PROMPT:
Would you print out every entry exactly as given?

Start of Block

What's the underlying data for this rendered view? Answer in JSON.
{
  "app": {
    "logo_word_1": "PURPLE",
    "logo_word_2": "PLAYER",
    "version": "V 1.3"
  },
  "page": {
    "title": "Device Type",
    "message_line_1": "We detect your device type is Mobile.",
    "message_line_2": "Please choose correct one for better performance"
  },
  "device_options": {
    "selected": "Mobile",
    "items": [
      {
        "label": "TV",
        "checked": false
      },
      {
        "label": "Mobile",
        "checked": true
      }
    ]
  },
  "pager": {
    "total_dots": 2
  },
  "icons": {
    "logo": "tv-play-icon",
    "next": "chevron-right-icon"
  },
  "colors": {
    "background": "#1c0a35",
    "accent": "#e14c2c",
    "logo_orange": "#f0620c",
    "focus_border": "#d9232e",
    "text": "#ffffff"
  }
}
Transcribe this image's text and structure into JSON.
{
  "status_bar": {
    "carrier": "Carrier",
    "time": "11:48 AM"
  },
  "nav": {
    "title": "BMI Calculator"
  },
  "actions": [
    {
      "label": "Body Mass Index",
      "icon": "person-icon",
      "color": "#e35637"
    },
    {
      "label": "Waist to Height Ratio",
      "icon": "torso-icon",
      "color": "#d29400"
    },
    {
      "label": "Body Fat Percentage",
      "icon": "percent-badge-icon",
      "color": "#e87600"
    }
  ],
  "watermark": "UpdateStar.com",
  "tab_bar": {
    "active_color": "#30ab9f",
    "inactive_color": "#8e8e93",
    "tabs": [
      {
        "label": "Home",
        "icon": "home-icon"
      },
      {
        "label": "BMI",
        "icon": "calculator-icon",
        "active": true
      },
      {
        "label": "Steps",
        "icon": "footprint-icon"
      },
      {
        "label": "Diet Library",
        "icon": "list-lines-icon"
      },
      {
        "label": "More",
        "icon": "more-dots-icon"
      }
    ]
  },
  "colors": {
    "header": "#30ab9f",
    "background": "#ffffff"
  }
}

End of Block

EXPECTED OUTPUT:
What's the underlying data for this rendered view? Answer in JSON.
{
  "app": {
    "logo_word_1": "PURPLE",
    "logo_word_2": "PLAYER",
    "version": "V 1.3"
  },
  "page": {
    "title": "Device Type",
    "message_line_1": "We detect your device type is Mobile.",
    "message_line_2": "Please choose correct one for better performance"
  },
  "device_options": {
    "selected": "Mobile",
    "items": [
      {
        "label": "TV",
        "checked": false
      },
      {
        "label": "Mobile",
        "checked": true
      }
    ]
  },
  "pager": {
    "total_dots": 2
  },
  "icons": {
    "logo": "tv-play-icon",
    "next": "chevron-right-icon"
  },
  "colors": {
    "background": "#1c0a35",
    "accent": "#e14c2c",
    "logo_orange": "#f0620c",
    "focus_border": "#d9232e",
    "text": "#ffffff"
  }
}
Transcribe this image's text and structure into JSON.
{
  "status_bar": {
    "carrier": "Carrier",
    "time": "11:48 AM"
  },
  "nav": {
    "title": "BMI Calculator"
  },
  "actions": [
    {
      "label": "Body Mass Index",
      "icon": "person-icon",
      "color": "#e35637"
    },
    {
      "label": "Waist to Height Ratio",
      "icon": "torso-icon",
      "color": "#d29400"
    },
    {
      "label": "Body Fat Percentage",
      "icon": "percent-badge-icon",
      "color": "#e87600"
    }
  ],
  "watermark": "UpdateStar.com",
  "tab_bar": {
    "active_color": "#30ab9f",
    "inactive_color": "#8e8e93",
    "tabs": [
      {
        "label": "Home",
        "icon": "home-icon"
      },
      {
        "label": "BMI",
        "icon": "calculator-icon",
        "active": true
      },
      {
        "label": "Steps",
        "icon": "footprint-icon"
      },
      {
        "label": "Diet Library",
        "icon": "list-lines-icon"
      },
      {
        "label": "More",
        "icon": "more-dots-icon"
      }
    ]
  },
  "colors": {
    "header": "#30ab9f",
    "background": "#ffffff"
  }
}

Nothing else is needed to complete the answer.